PROBLEM DETAILS: Using the material that follows, identify and copy each line with the string "Povoliť".

....................

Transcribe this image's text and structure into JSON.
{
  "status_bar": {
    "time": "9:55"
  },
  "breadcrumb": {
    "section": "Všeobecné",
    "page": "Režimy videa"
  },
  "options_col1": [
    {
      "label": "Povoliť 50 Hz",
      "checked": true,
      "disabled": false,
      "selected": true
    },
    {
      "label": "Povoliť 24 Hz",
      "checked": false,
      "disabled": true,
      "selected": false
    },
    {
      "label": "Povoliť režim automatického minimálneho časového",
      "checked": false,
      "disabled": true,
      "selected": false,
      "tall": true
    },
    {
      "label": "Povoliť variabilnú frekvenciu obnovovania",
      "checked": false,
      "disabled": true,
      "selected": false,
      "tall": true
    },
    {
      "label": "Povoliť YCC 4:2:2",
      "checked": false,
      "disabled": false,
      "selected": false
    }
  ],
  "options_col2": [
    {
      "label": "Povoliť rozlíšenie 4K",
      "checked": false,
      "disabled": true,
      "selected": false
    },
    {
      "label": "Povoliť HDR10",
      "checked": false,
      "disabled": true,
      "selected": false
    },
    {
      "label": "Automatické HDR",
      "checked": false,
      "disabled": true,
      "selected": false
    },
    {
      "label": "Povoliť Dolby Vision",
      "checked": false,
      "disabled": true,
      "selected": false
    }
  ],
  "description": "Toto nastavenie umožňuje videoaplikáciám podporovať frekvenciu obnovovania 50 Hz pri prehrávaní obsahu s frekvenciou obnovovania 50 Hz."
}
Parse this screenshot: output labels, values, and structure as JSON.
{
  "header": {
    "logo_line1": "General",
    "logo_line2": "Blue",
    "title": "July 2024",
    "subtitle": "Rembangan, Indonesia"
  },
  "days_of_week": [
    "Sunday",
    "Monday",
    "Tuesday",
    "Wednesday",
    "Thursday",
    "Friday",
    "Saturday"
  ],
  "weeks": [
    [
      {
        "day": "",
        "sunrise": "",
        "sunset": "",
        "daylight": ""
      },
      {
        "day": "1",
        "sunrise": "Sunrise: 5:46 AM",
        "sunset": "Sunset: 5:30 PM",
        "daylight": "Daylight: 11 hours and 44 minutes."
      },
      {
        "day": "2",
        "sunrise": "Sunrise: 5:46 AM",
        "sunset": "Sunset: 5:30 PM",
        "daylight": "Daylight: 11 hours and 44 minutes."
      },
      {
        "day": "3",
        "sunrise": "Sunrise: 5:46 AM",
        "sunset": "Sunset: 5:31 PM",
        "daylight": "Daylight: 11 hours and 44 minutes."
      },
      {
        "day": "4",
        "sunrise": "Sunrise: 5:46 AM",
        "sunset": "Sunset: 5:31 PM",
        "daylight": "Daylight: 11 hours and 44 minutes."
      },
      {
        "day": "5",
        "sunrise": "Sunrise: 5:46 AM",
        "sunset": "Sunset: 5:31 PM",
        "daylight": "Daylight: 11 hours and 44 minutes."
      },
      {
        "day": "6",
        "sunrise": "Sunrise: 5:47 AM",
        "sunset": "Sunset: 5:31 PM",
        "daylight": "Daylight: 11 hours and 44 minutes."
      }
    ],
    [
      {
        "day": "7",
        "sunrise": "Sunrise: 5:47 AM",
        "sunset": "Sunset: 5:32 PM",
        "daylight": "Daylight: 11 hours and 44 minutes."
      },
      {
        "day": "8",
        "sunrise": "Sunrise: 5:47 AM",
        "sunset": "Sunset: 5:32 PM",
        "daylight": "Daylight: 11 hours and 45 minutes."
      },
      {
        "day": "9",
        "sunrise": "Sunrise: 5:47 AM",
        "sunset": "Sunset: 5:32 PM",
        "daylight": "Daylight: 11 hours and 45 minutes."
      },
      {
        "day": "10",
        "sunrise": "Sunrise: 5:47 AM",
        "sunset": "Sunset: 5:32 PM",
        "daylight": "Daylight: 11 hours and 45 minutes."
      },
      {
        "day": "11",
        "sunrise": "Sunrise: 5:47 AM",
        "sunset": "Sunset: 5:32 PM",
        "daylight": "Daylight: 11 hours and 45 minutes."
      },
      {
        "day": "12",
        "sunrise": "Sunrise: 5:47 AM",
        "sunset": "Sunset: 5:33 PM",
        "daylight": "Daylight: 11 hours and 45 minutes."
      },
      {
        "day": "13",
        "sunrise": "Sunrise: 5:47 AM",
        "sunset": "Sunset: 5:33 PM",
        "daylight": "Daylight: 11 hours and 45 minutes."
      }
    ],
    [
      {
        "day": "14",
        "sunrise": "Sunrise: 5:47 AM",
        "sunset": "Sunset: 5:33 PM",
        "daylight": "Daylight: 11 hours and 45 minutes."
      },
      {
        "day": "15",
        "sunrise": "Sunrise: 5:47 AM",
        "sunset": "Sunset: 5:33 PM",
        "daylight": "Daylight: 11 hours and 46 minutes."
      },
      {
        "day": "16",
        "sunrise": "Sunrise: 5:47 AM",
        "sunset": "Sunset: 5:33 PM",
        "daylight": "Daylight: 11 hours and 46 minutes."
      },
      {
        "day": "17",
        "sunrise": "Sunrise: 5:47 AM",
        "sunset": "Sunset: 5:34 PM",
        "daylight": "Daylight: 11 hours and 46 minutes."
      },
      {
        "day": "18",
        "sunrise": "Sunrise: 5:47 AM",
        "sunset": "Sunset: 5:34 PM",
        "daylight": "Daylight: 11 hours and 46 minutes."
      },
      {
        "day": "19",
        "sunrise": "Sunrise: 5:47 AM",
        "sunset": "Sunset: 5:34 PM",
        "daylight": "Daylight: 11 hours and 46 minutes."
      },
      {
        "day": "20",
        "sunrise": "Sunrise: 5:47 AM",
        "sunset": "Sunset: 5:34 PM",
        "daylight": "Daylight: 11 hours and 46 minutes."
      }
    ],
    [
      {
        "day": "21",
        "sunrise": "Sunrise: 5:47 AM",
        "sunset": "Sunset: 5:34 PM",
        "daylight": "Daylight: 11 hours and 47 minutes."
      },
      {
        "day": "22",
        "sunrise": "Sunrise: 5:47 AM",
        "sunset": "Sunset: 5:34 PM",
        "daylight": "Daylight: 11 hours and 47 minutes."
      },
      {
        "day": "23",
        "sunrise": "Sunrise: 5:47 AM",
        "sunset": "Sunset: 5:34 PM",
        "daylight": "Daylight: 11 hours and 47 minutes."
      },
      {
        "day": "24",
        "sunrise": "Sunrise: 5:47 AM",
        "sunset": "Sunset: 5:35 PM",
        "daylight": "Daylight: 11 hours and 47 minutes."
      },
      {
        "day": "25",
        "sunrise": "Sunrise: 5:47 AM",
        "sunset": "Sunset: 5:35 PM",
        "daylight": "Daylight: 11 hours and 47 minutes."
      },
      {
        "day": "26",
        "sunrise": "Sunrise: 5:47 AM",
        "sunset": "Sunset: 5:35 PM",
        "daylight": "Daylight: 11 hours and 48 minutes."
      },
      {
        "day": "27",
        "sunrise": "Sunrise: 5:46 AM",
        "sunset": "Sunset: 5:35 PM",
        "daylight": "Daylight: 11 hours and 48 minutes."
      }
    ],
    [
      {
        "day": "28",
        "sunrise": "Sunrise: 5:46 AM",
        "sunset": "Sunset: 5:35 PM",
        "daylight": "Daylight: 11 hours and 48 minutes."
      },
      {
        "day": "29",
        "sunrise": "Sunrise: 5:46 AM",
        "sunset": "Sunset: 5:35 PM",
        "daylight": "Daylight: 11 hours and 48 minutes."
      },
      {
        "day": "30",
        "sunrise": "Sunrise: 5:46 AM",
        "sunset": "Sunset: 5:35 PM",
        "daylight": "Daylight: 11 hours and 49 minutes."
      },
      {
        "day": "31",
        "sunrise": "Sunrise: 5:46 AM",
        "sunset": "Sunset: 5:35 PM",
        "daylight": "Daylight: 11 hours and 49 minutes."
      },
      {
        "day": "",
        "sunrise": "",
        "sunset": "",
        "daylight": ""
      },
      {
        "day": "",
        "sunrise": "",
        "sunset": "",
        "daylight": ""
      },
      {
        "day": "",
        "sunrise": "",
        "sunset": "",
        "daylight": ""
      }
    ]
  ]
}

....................

ANSWER SECTION:
      "label": "Povoliť 50 Hz",
      "label": "Povoliť 24 Hz",
      "label": "Povoliť režim automatického minimálneho časového",
      "label": "Povoliť variabilnú frekvenciu obnovovania",
      "label": "Povoliť YCC 4:2:2",
      "label": "Povoliť rozlíšenie 4K",
      "label": "Povoliť HDR10",
      "label": "Povoliť Dolby Vision",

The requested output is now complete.